Native to Kentucky. Common silverbell is ranked as a plant of conservation concern (threatened) by the Kentucky State Nature Preserves Commission.
Growth Habit and Form
Common silverbell is a beautiful, large shrub or a medium tree with a rounded crown. Two varieties exist, var. tetraptera (common silverbell), which is a shrub or small tree to 35 feet mostly found along streams in the mountains and Piedmont, and var. monticola (mountain silverbell), which is a large tree to over 100 feet of cove forests in the higher mountains.
Leaves are alternate, simple, 3 to 6 inches long and 1/3 to ½ as wide, ovate to ovate-oblong in shape, with a serrate to toothed margin, dark green above, pale and covered with short hairs below. Common silverbell is one of the earliest trees to lose its leaves in the fall. Fall coloration is a mottled yellow-green.
Common silverbell bears very showy, white, pendulous, bell-shaped flowers borne on long stalks in cluster of 4 to 5. Each flower consists of four fused petals, with the flowers persistent for about a week. Flowers are 3/4 to 1 inch long. Flowers bloom in April and May and are pollinated by insects.
The lime green fruits have 4 thin wings and are 1 ½ to 2 inches long. Fruits ripen to brown in September and October. The fruits contain a hard stone with 2 to 3 seeds.
When young, the bark is red-brown with white stripes, forming a rough diamond-shape pattern. Older trees develop ridges and furrows. Mature bark is dark gray and sometimes mottled with a lighter brown coloration.
Wild and Cultivated Varieties
‘Arnold Pink’ is a form that features ¾” long, rose-pink flowers that fade to very light pink. The Arnold Arboretum introduced it.
‘Meehanii’ is a shrub-like form that grows to only 12 feet tall. The numerous white flowers are smaller than the species form and the leaves are coarser and more wrinkled.
‘Rosea’ (var. rosea) is a pink type. Plants offered under this name bear flowers ranging from light rose to very light pink.
‘Silver Splash’ and ‘Variegata’ are two selections that have green leaves streaked and splashed with white or yellow.
‘Wedding Bells’ (‘UConn Wedding Bells’) is a smaller form with a rounded habit reaching 20 feet tall. This plant has more numerous white flowers that are larger than the species and open more fully. The leaves are also somewhat shiny.
Common silverbell is an attractive, small tree or large shrub for the shrub border or woodland garden.
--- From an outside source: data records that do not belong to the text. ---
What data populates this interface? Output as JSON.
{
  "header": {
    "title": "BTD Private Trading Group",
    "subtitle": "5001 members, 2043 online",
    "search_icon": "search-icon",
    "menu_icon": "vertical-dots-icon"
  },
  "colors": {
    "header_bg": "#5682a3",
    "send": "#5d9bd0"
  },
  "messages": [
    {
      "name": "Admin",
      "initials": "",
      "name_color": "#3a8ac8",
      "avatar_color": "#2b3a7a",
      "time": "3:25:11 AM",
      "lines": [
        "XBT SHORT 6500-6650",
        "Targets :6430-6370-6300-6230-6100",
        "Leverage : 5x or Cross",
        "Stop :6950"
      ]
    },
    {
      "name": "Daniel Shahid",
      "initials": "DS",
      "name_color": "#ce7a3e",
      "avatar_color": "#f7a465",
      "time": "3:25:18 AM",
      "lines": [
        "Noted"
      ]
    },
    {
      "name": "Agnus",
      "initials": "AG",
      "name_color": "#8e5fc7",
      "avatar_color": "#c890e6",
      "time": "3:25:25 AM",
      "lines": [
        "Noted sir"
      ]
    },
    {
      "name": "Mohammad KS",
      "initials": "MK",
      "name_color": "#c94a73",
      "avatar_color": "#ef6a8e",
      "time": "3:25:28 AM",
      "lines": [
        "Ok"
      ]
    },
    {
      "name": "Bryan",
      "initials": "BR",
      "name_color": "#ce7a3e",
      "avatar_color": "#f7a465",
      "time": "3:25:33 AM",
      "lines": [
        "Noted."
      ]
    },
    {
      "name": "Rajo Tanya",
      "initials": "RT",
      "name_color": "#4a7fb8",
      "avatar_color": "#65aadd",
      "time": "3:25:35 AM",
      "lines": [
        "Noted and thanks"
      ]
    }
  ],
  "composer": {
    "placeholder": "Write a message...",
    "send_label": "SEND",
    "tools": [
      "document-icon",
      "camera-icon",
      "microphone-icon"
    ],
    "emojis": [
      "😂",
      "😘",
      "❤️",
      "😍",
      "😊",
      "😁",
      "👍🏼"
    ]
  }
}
It is an interesting specimen or understory plant.
Hardy in USDA Zones 4 to 8(9).
Growth rate is medium, 9 to 12’ over a 6 to 8 year period.
Cultivation and Propagation Information
Growth is best in moist, fertile, well-drained, slightly acidic soils with lots of organic matter. Plants prefer full sun or partial shade on cool, sheltered sites. Common silverbell transplants well as balled and burlapped or container-grown stock. It can be propagated by seed, root and greenwood cuttings and air layering.
Diseases and Insects
Common silverbell appears to be free of serious insect pests or diseases.
Squirrels use common silverbell seeds for food ant the trees for dens. The heavy flower crops in spring are very attractive to bees.
Common silverbell requires minimal attention given appropriate cultural conditions.
TRADITIONAL AND MODERN USES
Common silverbell is a beautiful ornamental tree and not well-known in gardens. It was introduced into cultivation in 1756.